Waffles were made for cold, wintry Sunday morning breakfasts. Nothing beats the crispy, golden brown warmth of a home-made waffle on such mornings; yes, I said homemade – not those ice-puck eggo’s from the freezer. Who wants to open up the freezer when it’s chilly enough anyways?! Plus, making waffles at home is such a snap that all you need is 4-5 pantry essentials, a simple waffle maker and some maple syrup to top them off.
The recipe below is the waffle batter in its simplest form - it will produce some very nice, light buttery waffles with just a hint of sweetness. You can use this as the base to flavor them up as you like – some chopped nuts, a little vanilla, some berries to top it perhaps? We use buttermilk in our waffle batter at times, and there are some very fancy things you can do like folding in whipped egg whites separately - I will experiment with these over the next few months and see how they turn out. For now, a simple recipe to start off with will show you that making waffles at home is not much more difficult than popping a frozen one into the toaster oven. (Heck, you can just make a bunch and create your own frozen waffles for the week if you prefer)!
THE RECIPE: LIGHT AND BUTTERY WAFFLES
YOU’LL NEED (makes 5 waffles):
- 1 egg
- 1/2 cup all-purpose
- 1/2 cup whole-wheat flour
- 1/4 cup butter (melted)
- 1 cup skim milk
- 1/2 tablespoon brown sugar
- 2 teaspoons baking powder
- 1/8 teaspoon salt
- Beat eggs with a fork in a medium mixing bowl. Add in the milk and the melted butter; stir to combine.
- Add in the brown sugar and mix well to remove any big lumps.
- Add in salt, baking powder and the flours.
- Whisk until all ingredients are thoroughly mixed and batter becomes smooth.
- Caution: DO NOT overmix; it is ok for little bubbles or lumps to remain. You don’t want to overwork the batter.

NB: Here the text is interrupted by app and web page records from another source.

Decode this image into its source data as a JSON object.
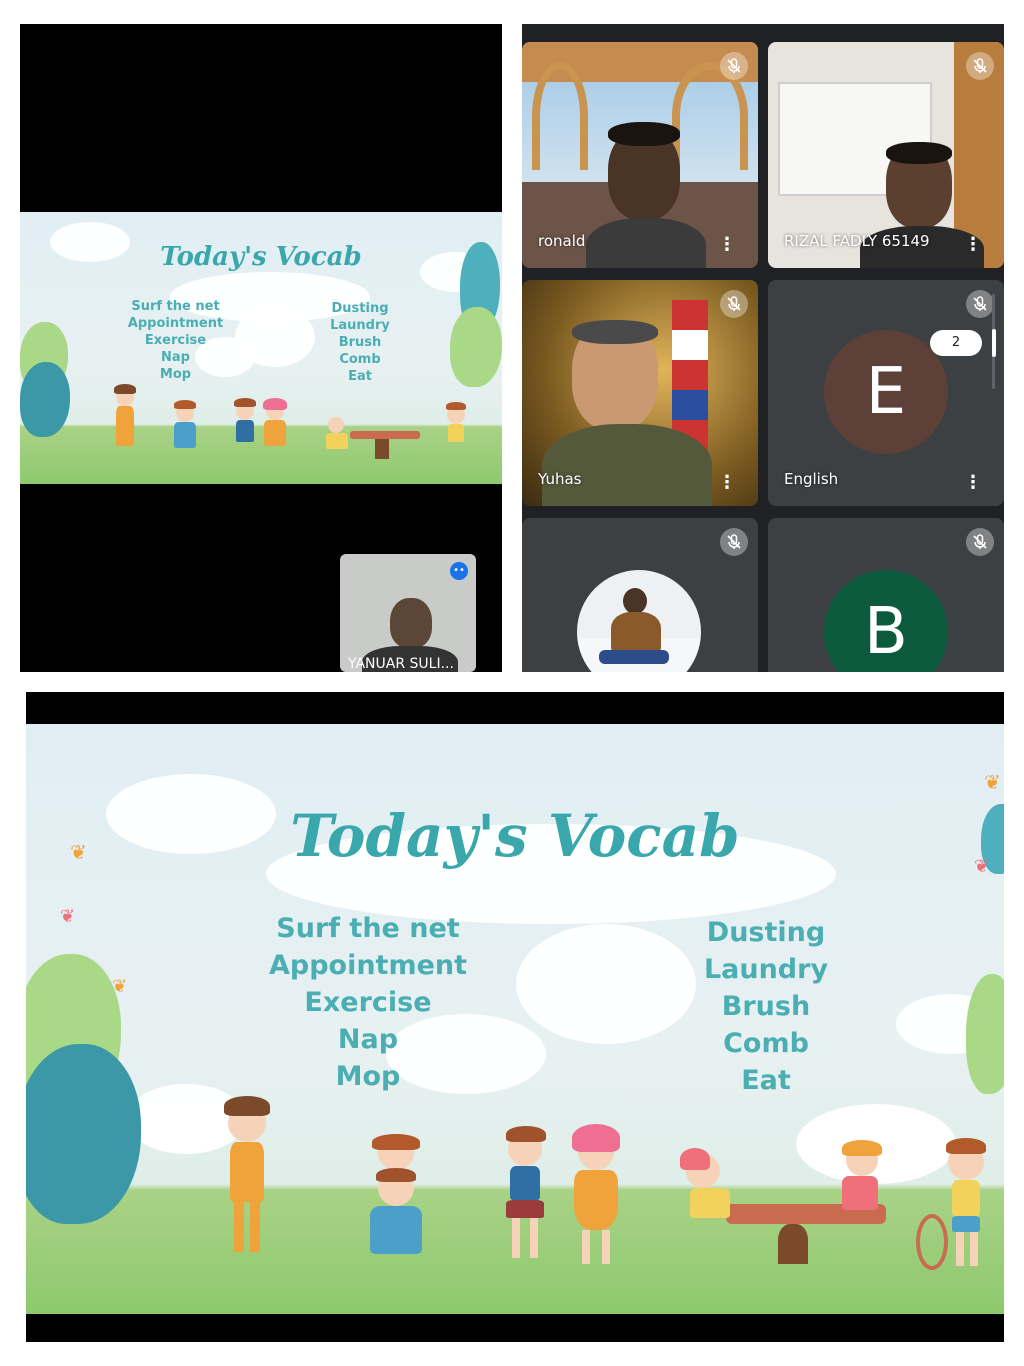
{
  "screen_share": {
    "slide": {
      "title": "Today's Vocab",
      "left_words": [
        "Surf the net",
        "Appointment",
        "Exercise",
        "Nap",
        "Mop"
      ],
      "right_words": [
        "Dusting",
        "Laundry",
        "Brush",
        "Comb",
        "Eat"
      ]
    },
    "self_tile": {
      "name": "YANUAR SULI..."
    }
  },
  "participants": [
    {
      "name": "ronald",
      "muted": true
    },
    {
      "name": "RIZAL FADLY 65149",
      "muted": true
    },
    {
      "name": "Yuhas",
      "muted": true
    },
    {
      "name": "English",
      "muted": true,
      "avatar_letter": "E",
      "avatar_color": "#5d4037"
    },
    {
      "name": "",
      "muted": true
    },
    {
      "name": "",
      "muted": true,
      "avatar_letter": "B",
      "avatar_color": "#0b5a3d"
    }
  ],
  "pagination": {
    "page": "2"
  },
  "large_slide": {
    "title": "Today's Vocab",
    "left_words": [
      "Surf the net",
      "Appointment",
      "Exercise",
      "Nap",
      "Mop"
    ],
    "right_words": [
      "Dusting",
      "Laundry",
      "Brush",
      "Comb",
      "Eat"
    ]
  },
  "colors": {
    "slide_text": "#4aaeb3",
    "meet_background": "#202124",
    "tile_background": "#3c4043"
  }
}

- Leave batter aside for 5 mins. In the meantime, preheat your waffle iron to the browning setting you desire.
- Spray waffle iron sides with non-stick cooking spray once ready to pour in batter.
- Pour in 1/2 cup of batter into the center of the hot waffle iron, and cook as instructed in your waffle iron manual. (On my Cuisinart, I prefer the 4 setting and wait for the cooking light to indicate they are done)
- Don’t worry if you find your waffle sticking to the top part of the iron when you go to remove it. Gently pry it away with some tongs and it’ll peel right off.
- Continue cooking rest of the batter; use the non-stick spray once more in between if you feel the waffles sticking a lot. Serve hot with maple syrup or your favorite waffle toppers.
- While the recipe above yeilds enough waffles for two for breakfast, you can easily double all the ingredients if you need more waffles.
- Extra waffles are easy to store; just let them cool before sticking them, using sheets of wax paper between each, into a ziploc bag and throw them in the freezer. Voila – you’re own brand of frozen waffles are ready – just throw them in the toaster oven (toast on both sides to your desired brownness) and you’re all set.
- Combining equal parts of whole wheat flour with all purpose flour helps enhance the flavor and adds a nice nuttiness to the waffles. You can certainly use just one type of flour if you prefer.
- Replace brown sugar with plain old sugar if you must; brown sugar just goes better with this I feel. I might add a little more sugar the next time to up the sweetness a bit more.